Exercise directions >>
In the copy of these records, include no pictures and change nothing else.

Input data >>
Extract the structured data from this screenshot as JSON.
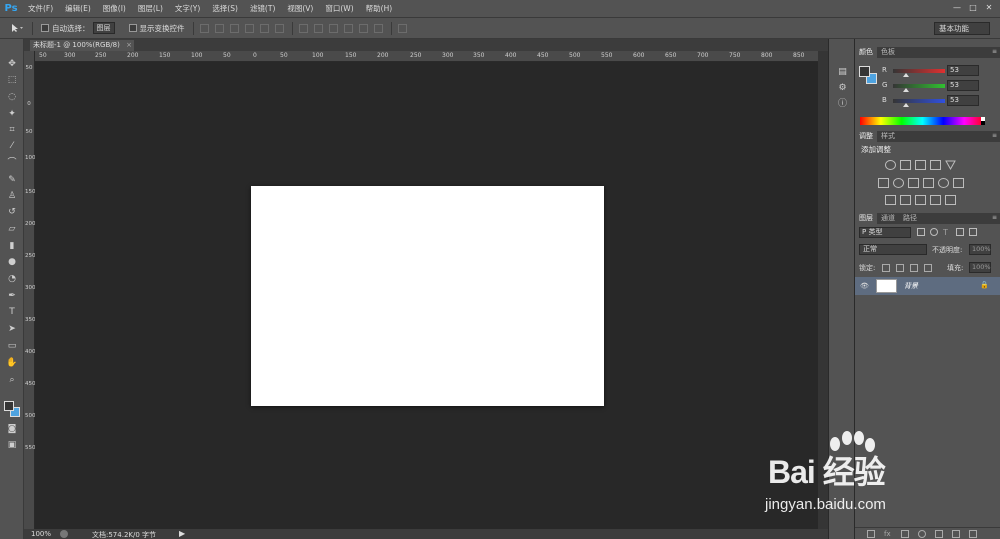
{
  "menubar": {
    "logo": "Ps",
    "items": [
      "文件(F)",
      "编辑(E)",
      "图像(I)",
      "图层(L)",
      "文字(Y)",
      "选择(S)",
      "滤镜(T)",
      "视图(V)",
      "窗口(W)",
      "帮助(H)"
    ],
    "window_controls": [
      "—",
      "□",
      "✕"
    ]
  },
  "options": {
    "auto_select_label": "自动选择：",
    "auto_select_value": "图层",
    "show_transform_label": "显示变换控件",
    "workspace": "基本功能"
  },
  "document": {
    "tab_title": "未标题-1 @ 100%(RGB/8)",
    "tab_close": "×"
  },
  "ruler": {
    "horizontal_labels": [
      "50",
      "300",
      "250",
      "200",
      "150",
      "100",
      "50",
      "0",
      "50",
      "100",
      "150",
      "200",
      "250",
      "300",
      "350",
      "400",
      "450",
      "500",
      "550",
      "600",
      "650",
      "700",
      "750",
      "800",
      "850"
    ],
    "vertical_labels": [
      "50",
      "0",
      "50",
      "100",
      "150",
      "200",
      "250",
      "300",
      "350",
      "400",
      "450",
      "500",
      "550"
    ]
  },
  "status": {
    "zoom": "100%",
    "doc_info": "文档:574.2K/0 字节",
    "arrow": "▶"
  },
  "color_panel": {
    "tabs": [
      "颜色",
      "色板"
    ],
    "channels": [
      {
        "letter": "R",
        "value": "53",
        "color": "#e03030"
      },
      {
        "letter": "G",
        "value": "53",
        "color": "#30c030"
      },
      {
        "letter": "B",
        "value": "53",
        "color": "#3050e0"
      }
    ]
  },
  "adjust_panel": {
    "tabs": [
      "调整",
      "样式"
    ],
    "title": "添加调整"
  },
  "layers_panel": {
    "tabs": [
      "图层",
      "通道",
      "路径"
    ],
    "filter": "P 类型",
    "blend_mode": "正常",
    "opacity_label": "不透明度:",
    "opacity_value": "100%",
    "lock_label": "锁定:",
    "fill_label": "填充:",
    "fill_value": "100%",
    "layer_name": "背景"
  },
  "watermark": {
    "brand": "Bai 经验",
    "url": "jingyan.baidu.com"
  },
  "colors": {
    "accent": "#35a6f2",
    "foreground_swatch": "#353535",
    "background_swatch": "#4ea3e0",
    "selected_layer": "#5e6c80"
  }
}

Your response >>
Extract the structured data from this screenshot as JSON.
{
  "menubar": {
    "logo": "Ps",
    "items": [
      "文件(F)",
      "编辑(E)",
      "图像(I)",
      "图层(L)",
      "文字(Y)",
      "选择(S)",
      "滤镜(T)",
      "视图(V)",
      "窗口(W)",
      "帮助(H)"
    ],
    "window_controls": [
      "—",
      "□",
      "✕"
    ]
  },
  "options": {
    "auto_select_label": "自动选择：",
    "auto_select_value": "图层",
    "show_transform_label": "显示变换控件",
    "workspace": "基本功能"
  },
  "document": {
    "tab_title": "未标题-1 @ 100%(RGB/8)",
    "tab_close": "×"
  },
  "ruler": {
    "horizontal_labels": [
      "50",
      "300",
      "250",
      "200",
      "150",
      "100",
      "50",
      "0",
      "50",
      "100",
      "150",
      "200",
      "250",
      "300",
      "350",
      "400",
      "450",
      "500",
      "550",
      "600",
      "650",
      "700",
      "750",
      "800",
      "850"
    ],
    "vertical_labels": [
      "50",
      "0",
      "50",
      "100",
      "150",
      "200",
      "250",
      "300",
      "350",
      "400",
      "450",
      "500",
      "550"
    ]
  },
  "status": {
    "zoom": "100%",
    "doc_info": "文档:574.2K/0 字节",
    "arrow": "▶"
  },
  "color_panel": {
    "tabs": [
      "颜色",
      "色板"
    ],
    "channels": [
      {
        "letter": "R",
        "value": "53",
        "color": "#e03030"
      },
      {
        "letter": "G",
        "value": "53",
        "color": "#30c030"
      },
      {
        "letter": "B",
        "value": "53",
        "color": "#3050e0"
      }
    ]
  },
  "adjust_panel": {
    "tabs": [
      "调整",
      "样式"
    ],
    "title": "添加调整"
  },
  "layers_panel": {
    "tabs": [
      "图层",
      "通道",
      "路径"
    ],
    "filter": "P 类型",
    "blend_mode": "正常",
    "opacity_label": "不透明度:",
    "opacity_value": "100%",
    "lock_label": "锁定:",
    "fill_label": "填充:",
    "fill_value": "100%",
    "layer_name": "背景"
  },
  "watermark": {
    "brand": "Bai 经验",
    "url": "jingyan.baidu.com"
  },
  "colors": {
    "accent": "#35a6f2",
    "foreground_swatch": "#353535",
    "background_swatch": "#4ea3e0",
    "selected_layer": "#5e6c80"
  }
}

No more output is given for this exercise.